The Field Mouse, (left) and the House Mouse (right).
Rats and mice, like squirrels and beavers for that matter, need to chew things constantly to keep their teeth from overgrowing. Because of this, it is estimated that Rats, mice, and squirrels chewing through electrical wires account for up to 30% of all electrical-based fires.
Diseases carried by rodents are well documented throughout history. Plague, rabies, and other human diseases are known to have been carried by mice and rats. It is unsanitary and unsafe to maintain any population of rats or mice in your home or business. Exclusion service involves heavy trapping among other methods for keeping these rodents in check.
Rats scavenge over 300 feet in the city for food, and further in the country.

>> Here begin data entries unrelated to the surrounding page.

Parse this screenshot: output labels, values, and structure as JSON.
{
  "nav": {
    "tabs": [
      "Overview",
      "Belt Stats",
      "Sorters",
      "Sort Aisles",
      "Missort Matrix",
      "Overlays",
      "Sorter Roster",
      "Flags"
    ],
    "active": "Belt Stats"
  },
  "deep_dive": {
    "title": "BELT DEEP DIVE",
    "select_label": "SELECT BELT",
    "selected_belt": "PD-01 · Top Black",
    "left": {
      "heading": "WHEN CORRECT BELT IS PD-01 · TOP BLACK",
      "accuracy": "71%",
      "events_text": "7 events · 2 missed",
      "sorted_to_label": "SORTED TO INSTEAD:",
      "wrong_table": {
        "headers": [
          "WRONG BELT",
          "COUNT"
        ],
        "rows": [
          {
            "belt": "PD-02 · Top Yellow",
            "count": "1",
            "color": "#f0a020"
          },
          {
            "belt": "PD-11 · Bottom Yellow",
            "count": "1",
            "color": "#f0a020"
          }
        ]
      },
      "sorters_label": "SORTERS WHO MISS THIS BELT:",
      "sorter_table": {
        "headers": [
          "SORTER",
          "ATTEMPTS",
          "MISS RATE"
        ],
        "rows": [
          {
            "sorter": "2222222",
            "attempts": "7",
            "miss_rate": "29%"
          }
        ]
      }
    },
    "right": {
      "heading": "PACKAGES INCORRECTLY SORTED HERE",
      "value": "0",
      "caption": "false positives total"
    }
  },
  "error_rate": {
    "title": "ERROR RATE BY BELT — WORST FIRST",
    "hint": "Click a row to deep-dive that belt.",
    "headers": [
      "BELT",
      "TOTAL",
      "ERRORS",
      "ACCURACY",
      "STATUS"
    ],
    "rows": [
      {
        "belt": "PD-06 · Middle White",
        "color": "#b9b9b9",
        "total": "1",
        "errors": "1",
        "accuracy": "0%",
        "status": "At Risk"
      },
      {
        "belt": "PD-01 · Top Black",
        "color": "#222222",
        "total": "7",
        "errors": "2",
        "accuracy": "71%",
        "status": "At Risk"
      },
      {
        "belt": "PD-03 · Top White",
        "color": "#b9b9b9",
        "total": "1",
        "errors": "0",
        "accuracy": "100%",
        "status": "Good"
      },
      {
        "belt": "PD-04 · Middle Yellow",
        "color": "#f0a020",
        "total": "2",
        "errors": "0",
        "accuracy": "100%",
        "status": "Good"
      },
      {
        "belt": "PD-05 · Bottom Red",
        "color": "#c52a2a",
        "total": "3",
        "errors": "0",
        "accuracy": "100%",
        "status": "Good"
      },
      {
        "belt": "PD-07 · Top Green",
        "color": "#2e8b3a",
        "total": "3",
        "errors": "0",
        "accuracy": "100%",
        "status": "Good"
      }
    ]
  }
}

Total elimination is only possible if their territory falls completely on your property and the process can be ongoing.
It is also imperative that all possible food sources be removed prior to calling on any service that provides removal and extermination of mice or rats.
A rat eating electrical wire.
Norway Rats. Norway rats (Rattus norvegicus), sometimes called brown or sewer rats, are stocky burrowing rodents that are larger than roof rats. Their burrows are found along building foundations, beneath rubbish or woodpiles, and in moist areas in and around gardens and fields. Nests may be lined with shredded paper, cloth, or other fibrous material. When Norway rats invade buildings, they usually remain in the basement or ground floor. The Norway rat occurs throughout the 48 contiguous United States. Generally it is founds at lower elevations but may occur wherever people live.
Roof Rats. Roof rats (Rattus rattus), sometimes called black rats, are slightly smaller than Norway rats. Unlike Norway rats, their tails are longer than their heads and bodies combined. Roof rats are very agile climbers and usually live and nest above ground in shrubs, trees, and dense vegetation such as ivy. In buildings, they are most often found in enclosed or elevated spaces in attics, walls, false ceilings, and cabinets. The roof rat has a more limited geographical range than the Norway rat, preferring ocean-influenced, warmer climates. In areas where the roof rat occurs, the Norway rat may also be present. If you are unsure of the species, look for rats at night with a strong flashlight or trap a few.
Mice. Field mice and house mice are very similar, except the house mouse has a scaly tail, a more pointed nose, and rounded ears.
Meadow Vole. Meadow Voles (Microtus Pennsylvanicus) look like a mouse, but with the lifestyle of the mole. The vole is another garage, house, shed, yard, and garden pest for those near fields, easements, and railroad, or out in the country.
Survival tactics used over the winter months for voles means using many different strategies. If they arent going to move into your property once winter has spread her blanket of snow, the meadow vole spends the winter constructing a labyrinth of snow tunnels. The tunnels provide a steady environment protecting these animals from the normal fluctuations of cold and wind. The temperature is often several degrees warmer in the tunnel.
Voles feed on the grasses and seeds they find as they tunnel through the snow. The uneaten grass often covers the tunnel floor like a hallway carpet. As temperatures warm, these tunnels can be easily seen and followed.
Following the tunnels may lead you to the dining area where food was readily available. It may lead you to a bedroom where you will find a ball of fine grass and maybe some cattail fuzz for warmth. Following it further may lead you to the backdoor used for escape.
The vole’s tunnels provide a certain amount of safety. All their needs are provided under the cover of snow. They seldom travel out of the tunnel. To deal with this safety, predators have developed keen hearing. Fox and coyotes will stand above the snow with their ears pointed forward listening for a vole running through its tunnel. When they have located one, they will leap trying to catch the vole between their paws. This tactic may be attempted several times, but in the end they will either enjoy a tasty meal, or if the vole is lucky, just a mouthful of cold snow.